Just a few days from the end of her spell as captain, Linda Jones looks back on one year of work. The Real Club de Golf Guadalmina, one of the most emblematic on the Costa del Sol, also boasts the largest number of members. This means that it is very active in tournaments and has great representation at parties, creating a lot of work for the captain who is responsible for organising, advertising and taking care of everything, even presenting awards. However, Linda, British-born but settled in Marbella for 18 years, loves being captain. She held this position in the same club six years ago and before, in London, where her interest in golf started.

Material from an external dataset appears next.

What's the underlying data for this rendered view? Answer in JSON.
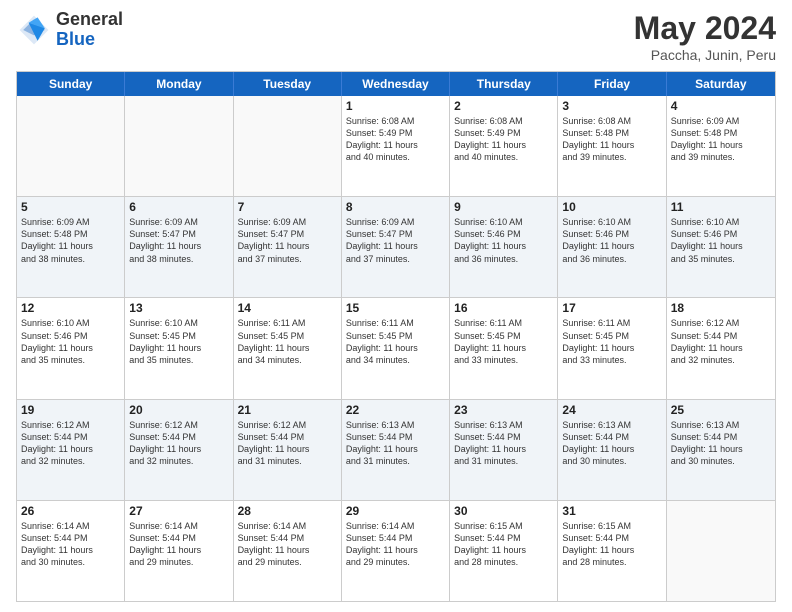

Linda Jones believes that to be a good captain, you need patience and the ability to take on a lot of work. In the case of the Real Club de Golf Guadalmina, the captain is appointed by invitation from the outgoing captain and the chosen member must form part of the Women’s Committee. The post runs over the calendar year, so on 31 December, Linda will hand over the reins to her successor, although she doesn’t rule out taking it on again in the future. Her organisational skills and work experience as a personal assistant have helped her cope with the amount of dedication this post demands. “My mother, who’s 92, came to visit me for two weeks and she couldn’t believe the amount of work I had; always on the computer and on the telephone. She couldn’t believe that I was doing it for free”, laughs Laura. “Every day, there’s something to do, but to be honest with you, I love it. I’m very organised, I’ve always enjoyed keeping things in order. When I finish as captain, I will remain on the committee for another three years. That’s why I’ve decided to continue as member-at-large because, if not, I don’t know what I would do”. Linda thinks that changing captain every year is positive because “each person brings some thing different to the club. We’ve had Scandinavian, Spanish, British and other nationalities as captain because this is a very international club”, she tells us. She believes that her greatest contribution to the club in her year as captain has been “encouraging more women to play tournaments. I’ve tried to make competitions fun to encourage those with the highest handicap to play. I don’t just want to offer Medal Play or Stableford tournaments, which some find very difficult. We’ve also held a 9-hole tournament on Tuesdays, and we’ve travelled to Benalup, Valle del Este”. Linda started playing golf for very practical reasons, unaware that she would soon be captivated by the sport. “My husband wanted to learn, as did my friend’s husband, and we didn’t want to be golf widows. My husband and I started to play, but in the end, I ended up playing more than him”. At that time, I was 35, and I couldn’t dedicate all the time I wanted to the sport because of work. Once they retired to Spain, they became members at Guadalmina and she reached a handicap of 12, thanks, above all, to a marvellous short game. Right now, it’s at 18, but she isn’t too concerned, ensuring us that “those with the best handicap at the club dedicate a lot of time, playing every day, but I believe that there’s more to life than golf.” Linda usually plays three times a week enjoying the “fresh air, exercise and company”. She points out that she doesn’t like playing in bad weather, and that she didn’t hesitate to choose Guadalmina because of “its fantastic atmosphere, with many nationalities”, and after 18 years as a member, she feels totally at home. “I love my club and I wouldn’t change it for any other”.